Beginning with the line that holds "Decode this image", copy each line through the end of the material below, exactly and with no pictures.

====================

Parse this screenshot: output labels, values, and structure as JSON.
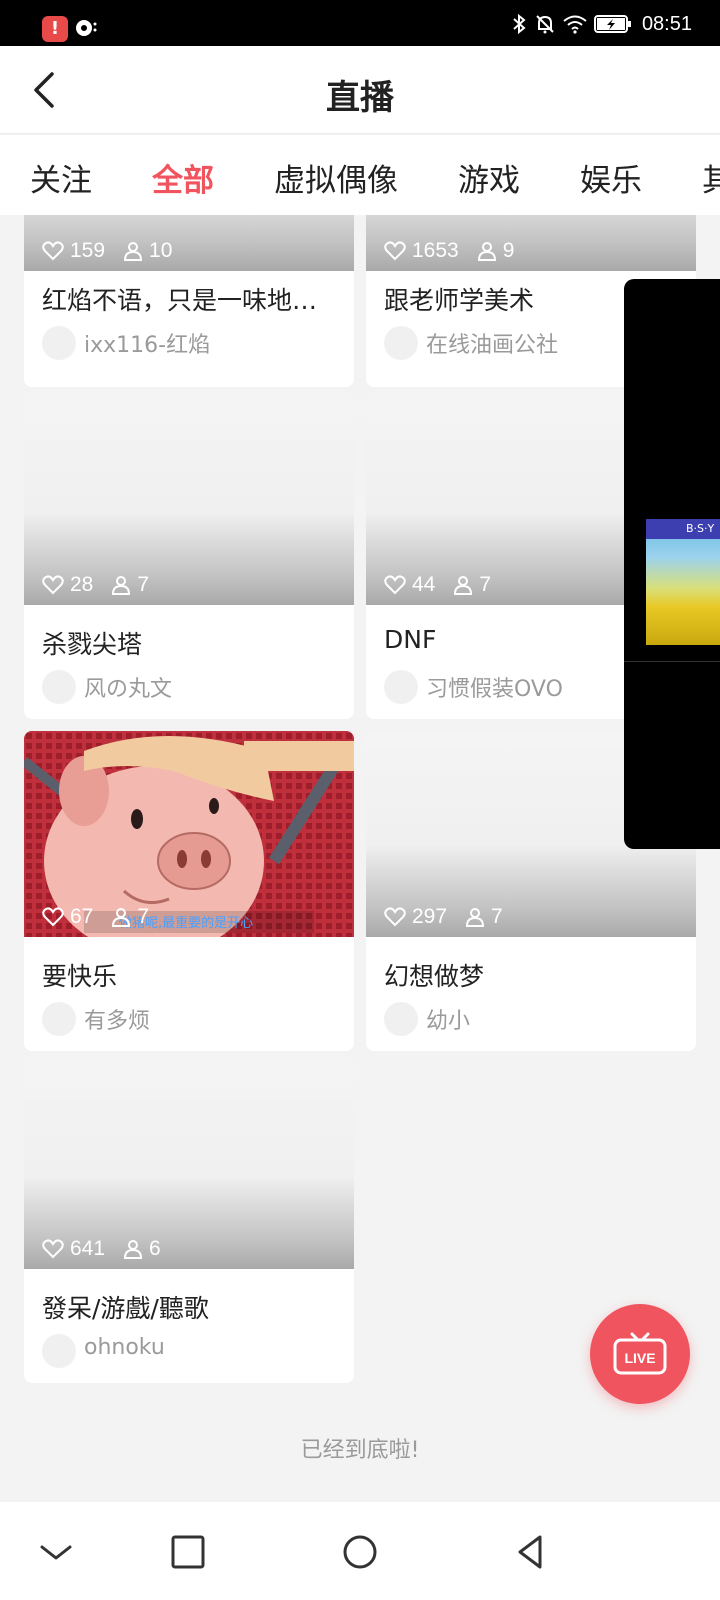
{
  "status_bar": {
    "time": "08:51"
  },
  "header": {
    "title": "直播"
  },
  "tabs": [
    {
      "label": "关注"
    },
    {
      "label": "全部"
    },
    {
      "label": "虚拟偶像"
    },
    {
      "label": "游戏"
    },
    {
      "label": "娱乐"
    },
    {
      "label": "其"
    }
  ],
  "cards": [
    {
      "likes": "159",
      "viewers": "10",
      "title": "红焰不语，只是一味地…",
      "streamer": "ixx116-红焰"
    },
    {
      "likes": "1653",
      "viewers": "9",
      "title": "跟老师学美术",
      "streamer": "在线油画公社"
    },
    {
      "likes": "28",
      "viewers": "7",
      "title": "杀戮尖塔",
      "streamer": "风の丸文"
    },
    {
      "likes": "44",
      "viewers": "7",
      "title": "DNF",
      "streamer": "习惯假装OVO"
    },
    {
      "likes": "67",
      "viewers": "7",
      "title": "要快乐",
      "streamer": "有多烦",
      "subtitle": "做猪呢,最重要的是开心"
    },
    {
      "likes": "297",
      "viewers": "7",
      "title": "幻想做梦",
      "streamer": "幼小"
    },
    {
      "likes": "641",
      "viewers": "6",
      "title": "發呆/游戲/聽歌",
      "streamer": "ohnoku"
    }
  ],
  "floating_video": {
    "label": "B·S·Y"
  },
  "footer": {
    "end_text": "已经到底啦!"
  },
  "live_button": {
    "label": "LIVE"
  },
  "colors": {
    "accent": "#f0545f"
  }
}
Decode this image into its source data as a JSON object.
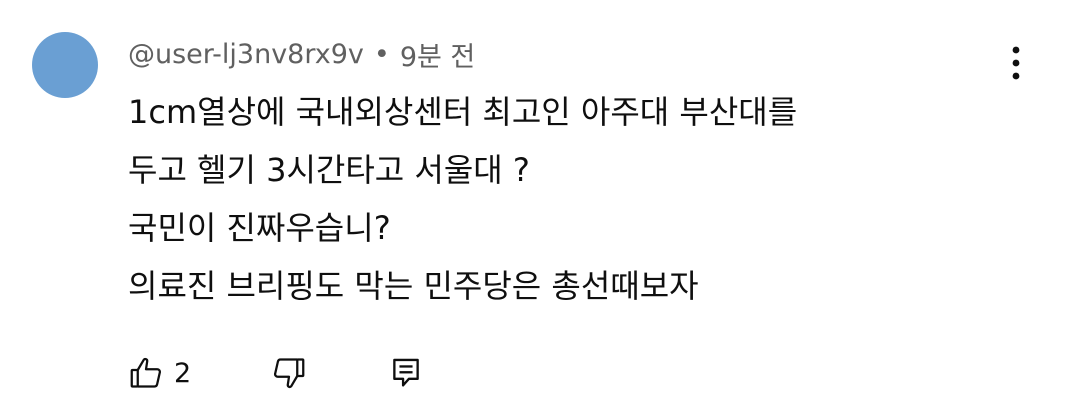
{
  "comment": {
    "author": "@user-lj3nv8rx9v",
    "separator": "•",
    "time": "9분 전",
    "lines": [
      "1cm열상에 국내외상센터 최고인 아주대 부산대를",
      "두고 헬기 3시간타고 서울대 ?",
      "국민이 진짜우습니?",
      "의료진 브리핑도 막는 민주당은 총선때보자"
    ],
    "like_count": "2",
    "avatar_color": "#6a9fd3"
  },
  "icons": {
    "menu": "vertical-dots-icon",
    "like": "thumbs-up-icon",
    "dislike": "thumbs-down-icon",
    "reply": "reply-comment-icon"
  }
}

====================

■ Task answer:
Decode this image into its source data as a JSON object.
{
  "comment": {
    "author": "@user-lj3nv8rx9v",
    "separator": "•",
    "time": "9분 전",
    "lines": [
      "1cm열상에 국내외상센터 최고인 아주대 부산대를",
      "두고 헬기 3시간타고 서울대 ?",
      "국민이 진짜우습니?",
      "의료진 브리핑도 막는 민주당은 총선때보자"
    ],
    "like_count": "2",
    "avatar_color": "#6a9fd3"
  },
  "icons": {
    "menu": "vertical-dots-icon",
    "like": "thumbs-up-icon",
    "dislike": "thumbs-down-icon",
    "reply": "reply-comment-icon"
  }
}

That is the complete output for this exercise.